Supreme Court Justice Ruth Bader Ginsberg said that America’s symbol should not be the bald eagle, but the pendulum, “and when the pendulum swings too far in one direction, it will swing back.”
Our historic limit of white men as leaders has become habitual. When only one kind of person is seen as valid leadership, it leaves our whole culture misrepresented.
Tuesday night’s election of Alex Fisch was not surprising. There has never been a shortage of white men or lawyers on the dais at City Hall. No disrespect to Alex; he was clearly the top vote collector, and his skill set is one that is greatly needed and will be truly useful in the next few years. But the election of Daniel Lee was historic; the first African American on the Culver City Council. It was a close race on election night, and Lee and Vera were within easy shouting distance for much of the evening. Lee’s triumph puts some emphatic punctuation on what looks to be a new era for leadership in Culver City.

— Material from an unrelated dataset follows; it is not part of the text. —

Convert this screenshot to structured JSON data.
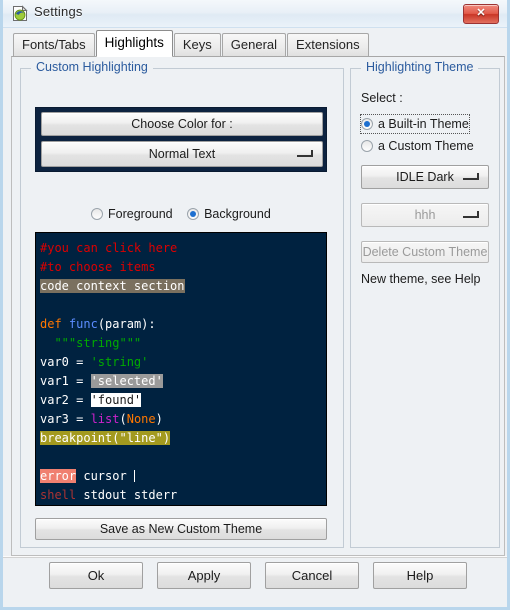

With Leslie Lockhart as the District Superintendent, Melanie Mack at the helm of the Education Foundation, and Colin Diaz in the President’s chair at the Chamber of Commerce, lots of our local leadership is delightfully diverse than it ever has been. Of course, these people did not get these positions because of their ethnicity, but the fact that it was not a factor against them shows that Culver City has grown up in some very important ways.
Culver City has had a racist reputation for most of it’s history. At a recent “Coffee with A Cop” event, I struck up a conversation with some men who were just there to get coffee, and did not know about the community outreach from the CCPD. Both of these men, one African-American and one Latino, said they’d grown up in the area, and they had tales to tell of getting pulled over, harassed, and learning to just avoid the city. One man noted that, as a teenage driver, he’d go out of his way to go around Culver City, burning gasoline he could barely afford rather than risk dealing with the CCPD.
That our police force is now actually more diverse that the population of the city itself speaks to how much effort has been made to erase the bad old days.
Having Lee joining the council does feel like the exclamation point that it ought to be, and he has every right to be proud of the accomplishment.
When Ginsburg was asked how many women would be enough for the Supreme Court, she said “When there are nine. No one thought anything was odd about having nine men.”
As the pendulum swings and we find a new balance, we can look hopefully to a day when we can all feel included.